There is an important distinction between the way giant planet systems form--such as those belonging to Jupiter, Saturn, Uranus, and Neptune--and the way that the rocky planets such as Earth, and the dwarf planet, Pluto, take shape. The gaseous giant planets are surrounded by rings, a myriad of moons, and a vast number of tiny dancing moonlets, whereas the rocky planets have none, or only one moon, and no rings to be seen. Until this new model was developed, two scenarios were generally used to explain how the regular moons of our Solar System were born. These two commonly used explanations suggest that the moons of Earth and Pluto came into being following catastrophic impacts. They further suggest that the moons of the giant, outer planets were born in a nebula floating around the newborn gigantic planet. They fail, however, to explain the distribution and chemical composition of the moons circling the gigantic outer four. Something, therefore, up until now, has been missing.



Do you recognize your own emotional nature in any of these descriptions? You very well could have the Moon in that sign in your chart.
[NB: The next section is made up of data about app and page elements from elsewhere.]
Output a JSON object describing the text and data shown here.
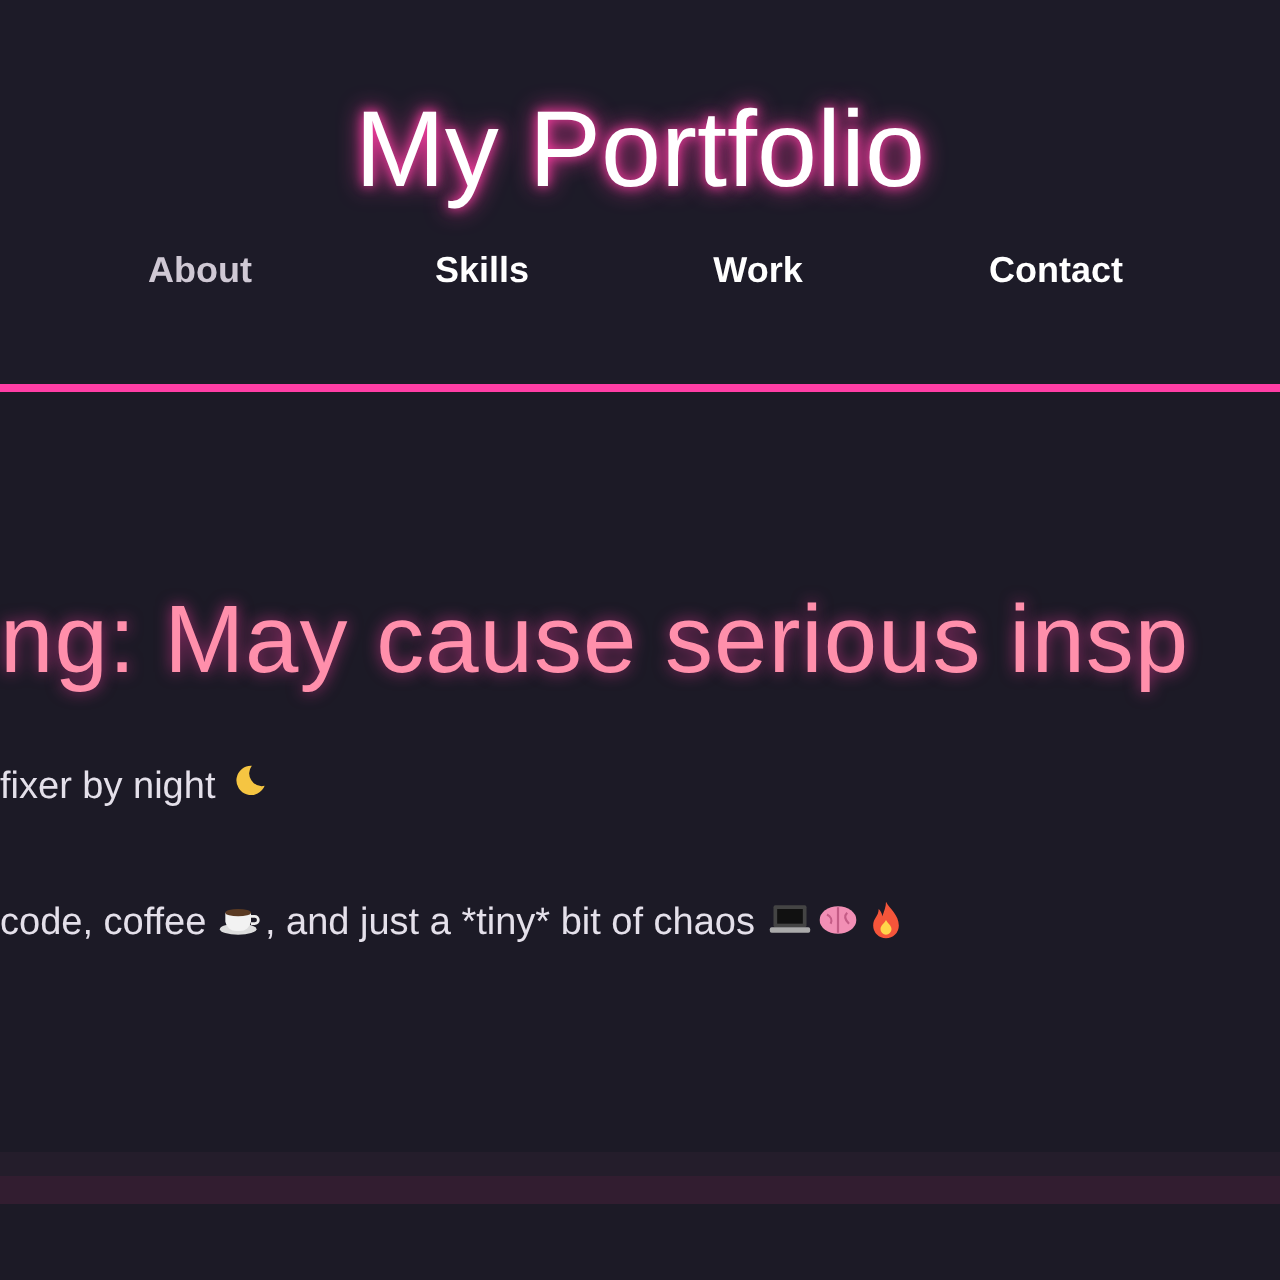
{
  "header": {
    "title": "My Portfolio",
    "nav": [
      {
        "label": "About",
        "selected": true
      },
      {
        "label": "Skills",
        "selected": false
      },
      {
        "label": "Work",
        "selected": false
      },
      {
        "label": "Contact",
        "selected": false
      }
    ]
  },
  "hero": {
    "heading": "ng: May cause serious insp",
    "lines": [
      [
        {
          "kind": "text",
          "text": "fixer by night"
        },
        {
          "kind": "moon"
        }
      ],
      [
        {
          "kind": "text",
          "text": "code, coffee"
        },
        {
          "kind": "coffee"
        },
        {
          "kind": "text",
          "text": ", and just a *tiny* bit of chaos"
        },
        {
          "kind": "laptop"
        },
        {
          "kind": "brain"
        },
        {
          "kind": "fire"
        }
      ]
    ]
  }
}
The more you know your chart the better you are able to navigate the often choppy waters of life on Earth!